Member blog: how nasen has supported me in my role as a Learning Support Co-ordinator in Northern Ireland

News - 12 February 2020

Do you spend your time as a teacher or Special Educational Needs Co-ordinator (SENCo) / Learning Support Co-ordinator (LSC) wrecking your brain for ways to meet the diverse needs of pupils with SEND? Or how often have you Googled something that starts with “How do I…” I know I certainly have!

I have been a SENCo for the past 18 years and  throughout that time, my job has evolved from that of supporting groups of low-achieving pupils to one of supporting pupils with increasingly complex needs as well as providing advice to class teachers and coordinating support throughout the school. As you are well aware, class teachers are always having to think of creative and innovative ways to support pupils with SEND. Given the demands of the working day, we all know that this is a daunting task.

“The Special Educational Needs and Disability (SEND) Act (Northern Ireland) 2016 will reform how children with Special Educational Needs are identified and supported.” Sounds amazing but at the same time, instils curiosity making me wonder how??? We, as Educational Practitioners now face the challenge of ensuring that the right SEND provision is given, to help each pupil fulfil their potential. It has become increasingly difficult to keep up to date with all the new training based on reputable research, whilst at the same time creating resources which are appropriate and useful.

In October 2018, a group of educationalists from Northern Ireland (The nasen NI SEN Advisory Group) was formed to share their expertise and support nasen (National Association for Special Educational Needs), a charitable membership organisation. The aim of this group is, in these very challenging times, is to provide more relevant support for Educational Practitioners in Northern Ireland and to ensure that resources and publications are appropriate for a Northern Ireland audience.

I must admit I welcomed the idea of a website where relevant, high quality resources were available and could be accessed immediately, therefore I enrolled as a Gold Member.

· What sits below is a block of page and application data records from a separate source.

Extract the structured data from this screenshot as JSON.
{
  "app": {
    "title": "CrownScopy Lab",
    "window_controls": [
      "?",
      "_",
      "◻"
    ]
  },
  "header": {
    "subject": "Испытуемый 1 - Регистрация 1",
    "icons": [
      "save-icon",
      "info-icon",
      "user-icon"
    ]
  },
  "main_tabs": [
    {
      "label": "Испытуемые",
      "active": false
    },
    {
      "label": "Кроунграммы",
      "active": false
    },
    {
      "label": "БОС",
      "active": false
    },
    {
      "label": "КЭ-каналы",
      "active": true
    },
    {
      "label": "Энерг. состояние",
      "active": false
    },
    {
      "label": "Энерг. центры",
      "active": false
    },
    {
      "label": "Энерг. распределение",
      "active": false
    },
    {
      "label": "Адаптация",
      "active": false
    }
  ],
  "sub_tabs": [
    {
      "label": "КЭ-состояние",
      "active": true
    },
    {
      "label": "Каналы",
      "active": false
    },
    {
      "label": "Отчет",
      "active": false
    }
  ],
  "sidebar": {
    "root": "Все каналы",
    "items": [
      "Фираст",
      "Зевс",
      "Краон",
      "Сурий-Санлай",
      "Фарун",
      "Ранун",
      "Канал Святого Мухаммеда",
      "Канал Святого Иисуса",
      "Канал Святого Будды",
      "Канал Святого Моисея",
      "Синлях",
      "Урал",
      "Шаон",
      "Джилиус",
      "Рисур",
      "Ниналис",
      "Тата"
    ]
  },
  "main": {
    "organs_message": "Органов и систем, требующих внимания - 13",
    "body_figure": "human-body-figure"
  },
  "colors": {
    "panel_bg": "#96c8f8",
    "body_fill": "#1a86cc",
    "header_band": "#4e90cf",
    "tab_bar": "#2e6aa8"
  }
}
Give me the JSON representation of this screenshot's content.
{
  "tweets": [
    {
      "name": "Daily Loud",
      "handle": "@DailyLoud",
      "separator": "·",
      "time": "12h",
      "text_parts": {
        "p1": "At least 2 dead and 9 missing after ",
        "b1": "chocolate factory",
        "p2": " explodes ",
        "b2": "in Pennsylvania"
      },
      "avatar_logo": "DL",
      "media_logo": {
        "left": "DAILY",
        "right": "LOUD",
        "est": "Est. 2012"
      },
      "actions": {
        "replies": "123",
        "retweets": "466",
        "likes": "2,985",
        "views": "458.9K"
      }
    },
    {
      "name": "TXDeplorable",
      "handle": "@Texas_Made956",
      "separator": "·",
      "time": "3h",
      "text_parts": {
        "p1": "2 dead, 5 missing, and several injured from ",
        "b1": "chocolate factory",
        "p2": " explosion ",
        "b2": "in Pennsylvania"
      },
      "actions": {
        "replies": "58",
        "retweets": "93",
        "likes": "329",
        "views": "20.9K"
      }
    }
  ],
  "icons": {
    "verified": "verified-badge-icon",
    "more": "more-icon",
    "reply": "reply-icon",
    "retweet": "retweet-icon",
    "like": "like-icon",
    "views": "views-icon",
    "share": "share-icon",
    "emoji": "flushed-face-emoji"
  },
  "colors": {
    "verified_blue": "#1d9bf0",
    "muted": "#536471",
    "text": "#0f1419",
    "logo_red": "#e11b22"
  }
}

I know there are a lot of websites which provide educational resources however I discovered, the nasen website provided new resources which adhered to the legal requirements of the new SEND Act 2016 and they are also high-quality. In addition to this, on the SEND Gateway I accessed a resource for ADHD which not only provided me with guidance and advice on both pupils who were sensory seeking and sensory avoiding but led me also to a external website where all relevant materials could be accessed and easily purchased.

The nasen website not only provides resources but also online training and CPD opportunities and advice and information for all educational practitioners. It also complements the training and support from  the EA; keeping me up to date with all new SEND developments and legal requirements. Another key benefit of the website is that it gives practitioners in Northern Ireland an insight into what is going on in schools in other parts of the United Kingdom and provides an opportunity for sharing good practice.

The buzz word now in all our schools is “reasonable adjustments” and with the diversity and complexity of needs in schools at present, a trustworthy and reliable website like this is a very welcome and is certainly a useful resource. The real bonus is that it is being developed to better suit the needs of schools in Northern Ireland, especially as we embrace the new legislation. I have started to use it! Give it a try, there’s lots of useful resources and more to come. All the new resources can be found on this page: www.nasen.org.uk/northern-ireland

Written by a nasen member who is a Learning Support Co-ordinator in Northern Ireland.